■ **The task**: Each entry needs to be reproduced exactly, with none left out.

■ **Entries provided**:
*** Begin section ***
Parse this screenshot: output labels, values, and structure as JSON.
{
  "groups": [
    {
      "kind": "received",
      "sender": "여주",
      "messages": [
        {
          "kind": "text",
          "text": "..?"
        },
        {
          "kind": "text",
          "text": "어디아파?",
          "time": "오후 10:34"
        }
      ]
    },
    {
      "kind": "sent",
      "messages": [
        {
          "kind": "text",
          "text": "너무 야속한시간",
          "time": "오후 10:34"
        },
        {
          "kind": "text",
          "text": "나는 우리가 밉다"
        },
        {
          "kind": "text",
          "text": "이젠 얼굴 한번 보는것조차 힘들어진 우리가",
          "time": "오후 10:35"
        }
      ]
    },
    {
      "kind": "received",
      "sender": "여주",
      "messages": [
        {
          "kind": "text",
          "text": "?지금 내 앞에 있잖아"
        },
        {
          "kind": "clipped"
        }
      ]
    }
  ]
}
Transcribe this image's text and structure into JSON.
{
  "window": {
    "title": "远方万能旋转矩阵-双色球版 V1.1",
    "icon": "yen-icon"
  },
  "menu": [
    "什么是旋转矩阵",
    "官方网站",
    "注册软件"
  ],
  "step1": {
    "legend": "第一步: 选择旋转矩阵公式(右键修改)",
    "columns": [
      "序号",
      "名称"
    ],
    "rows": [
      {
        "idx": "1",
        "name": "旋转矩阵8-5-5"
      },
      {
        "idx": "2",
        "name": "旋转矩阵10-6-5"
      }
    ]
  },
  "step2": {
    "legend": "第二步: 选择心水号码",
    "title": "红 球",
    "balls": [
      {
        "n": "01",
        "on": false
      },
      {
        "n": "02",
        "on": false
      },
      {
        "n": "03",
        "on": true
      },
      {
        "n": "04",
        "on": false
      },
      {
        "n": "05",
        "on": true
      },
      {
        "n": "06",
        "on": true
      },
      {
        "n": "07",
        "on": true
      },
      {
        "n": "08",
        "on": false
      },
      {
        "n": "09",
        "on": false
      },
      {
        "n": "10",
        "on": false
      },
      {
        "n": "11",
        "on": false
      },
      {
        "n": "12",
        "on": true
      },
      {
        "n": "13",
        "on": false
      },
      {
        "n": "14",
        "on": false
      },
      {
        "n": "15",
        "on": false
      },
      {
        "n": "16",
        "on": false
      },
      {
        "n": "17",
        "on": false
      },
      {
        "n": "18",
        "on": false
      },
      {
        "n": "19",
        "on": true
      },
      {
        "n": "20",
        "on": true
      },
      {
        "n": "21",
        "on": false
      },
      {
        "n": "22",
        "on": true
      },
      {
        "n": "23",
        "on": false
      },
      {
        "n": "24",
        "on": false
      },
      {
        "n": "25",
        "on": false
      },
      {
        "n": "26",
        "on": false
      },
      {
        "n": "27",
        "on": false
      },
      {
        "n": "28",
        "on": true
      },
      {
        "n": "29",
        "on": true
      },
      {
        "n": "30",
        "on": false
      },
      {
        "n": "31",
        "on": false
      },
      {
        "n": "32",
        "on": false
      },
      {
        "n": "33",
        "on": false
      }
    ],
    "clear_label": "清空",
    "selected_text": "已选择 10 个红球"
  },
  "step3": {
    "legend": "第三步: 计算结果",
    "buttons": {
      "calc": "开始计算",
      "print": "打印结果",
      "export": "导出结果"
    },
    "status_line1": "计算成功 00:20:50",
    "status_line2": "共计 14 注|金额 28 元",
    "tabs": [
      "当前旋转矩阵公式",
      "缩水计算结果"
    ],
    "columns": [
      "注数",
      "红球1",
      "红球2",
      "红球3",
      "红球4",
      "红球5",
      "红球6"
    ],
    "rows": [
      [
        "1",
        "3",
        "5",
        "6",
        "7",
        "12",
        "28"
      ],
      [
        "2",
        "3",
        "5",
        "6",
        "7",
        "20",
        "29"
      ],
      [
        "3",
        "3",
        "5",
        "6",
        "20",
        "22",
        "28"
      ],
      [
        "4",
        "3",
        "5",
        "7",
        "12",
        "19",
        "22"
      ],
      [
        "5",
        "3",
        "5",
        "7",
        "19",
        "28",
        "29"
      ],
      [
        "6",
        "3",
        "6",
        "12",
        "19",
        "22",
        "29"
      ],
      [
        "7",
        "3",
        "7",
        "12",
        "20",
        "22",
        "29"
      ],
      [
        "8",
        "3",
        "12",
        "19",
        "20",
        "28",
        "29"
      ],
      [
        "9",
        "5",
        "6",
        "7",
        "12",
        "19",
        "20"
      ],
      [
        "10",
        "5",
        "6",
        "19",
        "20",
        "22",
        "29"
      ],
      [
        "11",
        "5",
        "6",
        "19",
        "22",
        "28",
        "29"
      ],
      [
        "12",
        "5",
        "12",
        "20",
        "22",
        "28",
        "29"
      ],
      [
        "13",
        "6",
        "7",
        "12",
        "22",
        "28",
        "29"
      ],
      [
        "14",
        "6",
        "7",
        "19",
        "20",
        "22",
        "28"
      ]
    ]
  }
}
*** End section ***
■ **Written solution**:
Parse this screenshot: output labels, values, and structure as JSON.
{
  "groups": [
    {
      "kind": "received",
      "sender": "여주",
      "messages": [
        {
          "kind": "text",
          "text": "..?"
        },
        {
          "kind": "text",
          "text": "어디아파?",
          "time": "오후 10:34"
        }
      ]
    },
    {
      "kind": "sent",
      "messages": [
        {
          "kind": "text",
          "text": "너무 야속한시간",
          "time": "오후 10:34"
        },
        {
          "kind": "text",
          "text": "나는 우리가 밉다"
        },
        {
          "kind": "text",
          "text": "이젠 얼굴 한번 보는것조차 힘들어진 우리가",
          "time": "오후 10:35"
        }
      ]
    },
    {
      "kind": "received",
      "sender": "여주",
      "messages": [
        {
          "kind": "text",
          "text": "?지금 내 앞에 있잖아"
        },
        {
          "kind": "clipped"
        }
      ]
    }
  ]
}
Transcribe this image's text and structure into JSON.
{
  "window": {
    "title": "远方万能旋转矩阵-双色球版 V1.1",
    "icon": "yen-icon"
  },
  "menu": [
    "什么是旋转矩阵",
    "官方网站",
    "注册软件"
  ],
  "step1": {
    "legend": "第一步: 选择旋转矩阵公式(右键修改)",
    "columns": [
      "序号",
      "名称"
    ],
    "rows": [
      {
        "idx": "1",
        "name": "旋转矩阵8-5-5"
      },
      {
        "idx": "2",
        "name": "旋转矩阵10-6-5"
      }
    ]
  },
  "step2": {
    "legend": "第二步: 选择心水号码",
    "title": "红 球",
    "balls": [
      {
        "n": "01",
        "on": false
      },
      {
        "n": "02",
        "on": false
      },
      {
        "n": "03",
        "on": true
      },
      {
        "n": "04",
        "on": false
      },
      {
        "n": "05",
        "on": true
      },
      {
        "n": "06",
        "on": true
      },
      {
        "n": "07",
        "on": true
      },
      {
        "n": "08",
        "on": false
      },
      {
        "n": "09",
        "on": false
      },
      {
        "n": "10",
        "on": false
      },
      {
        "n": "11",
        "on": false
      },
      {
        "n": "12",
        "on": true
      },
      {
        "n": "13",
        "on": false
      },
      {
        "n": "14",
        "on": false
      },
      {
        "n": "15",
        "on": false
      },
      {
        "n": "16",
        "on": false
      },
      {
        "n": "17",
        "on": false
      },
      {
        "n": "18",
        "on": false
      },
      {
        "n": "19",
        "on": true
      },
      {
        "n": "20",
        "on": true
      },
      {
        "n": "21",
        "on": false
      },
      {
        "n": "22",
        "on": true
      },
      {
        "n": "23",
        "on": false
      },
      {
        "n": "24",
        "on": false
      },
      {
        "n": "25",
        "on": false
      },
      {
        "n": "26",
        "on": false
      },
      {
        "n": "27",
        "on": false
      },
      {
        "n": "28",
        "on": true
      },
      {
        "n": "29",
        "on": true
      },
      {
        "n": "30",
        "on": false
      },
      {
        "n": "31",
        "on": false
      },
      {
        "n": "32",
        "on": false
      },
      {
        "n": "33",
        "on": false
      }
    ],
    "clear_label": "清空",
    "selected_text": "已选择 10 个红球"
  },
  "step3": {
    "legend": "第三步: 计算结果",
    "buttons": {
      "calc": "开始计算",
      "print": "打印结果",
      "export": "导出结果"
    },
    "status_line1": "计算成功 00:20:50",
    "status_line2": "共计 14 注|金额 28 元",
    "tabs": [
      "当前旋转矩阵公式",
      "缩水计算结果"
    ],
    "columns": [
      "注数",
      "红球1",
      "红球2",
      "红球3",
      "红球4",
      "红球5",
      "红球6"
    ],
    "rows": [
      [
        "1",
        "3",
        "5",
        "6",
        "7",
        "12",
        "28"
      ],
      [
        "2",
        "3",
        "5",
        "6",
        "7",
        "20",
        "29"
      ],
      [
        "3",
        "3",
        "5",
        "6",
        "20",
        "22",
        "28"
      ],
      [
        "4",
        "3",
        "5",
        "7",
        "12",
        "19",
        "22"
      ],
      [
        "5",
        "3",
        "5",
        "7",
        "19",
        "28",
        "29"
      ],
      [
        "6",
        "3",
        "6",
        "12",
        "19",
        "22",
        "29"
      ],
      [
        "7",
        "3",
        "7",
        "12",
        "20",
        "22",
        "29"
      ],
      [
        "8",
        "3",
        "12",
        "19",
        "20",
        "28",
        "29"
      ],
      [
        "9",
        "5",
        "6",
        "7",
        "12",
        "19",
        "20"
      ],
      [
        "10",
        "5",
        "6",
        "19",
        "20",
        "22",
        "29"
      ],
      [
        "11",
        "5",
        "6",
        "19",
        "22",
        "28",
        "29"
      ],
      [
        "12",
        "5",
        "12",
        "20",
        "22",
        "28",
        "29"
      ],
      [
        "13",
        "6",
        "7",
        "12",
        "22",
        "28",
        "29"
      ],
      [
        "14",
        "6",
        "7",
        "19",
        "20",
        "22",
        "28"
      ]
    ]
  }
}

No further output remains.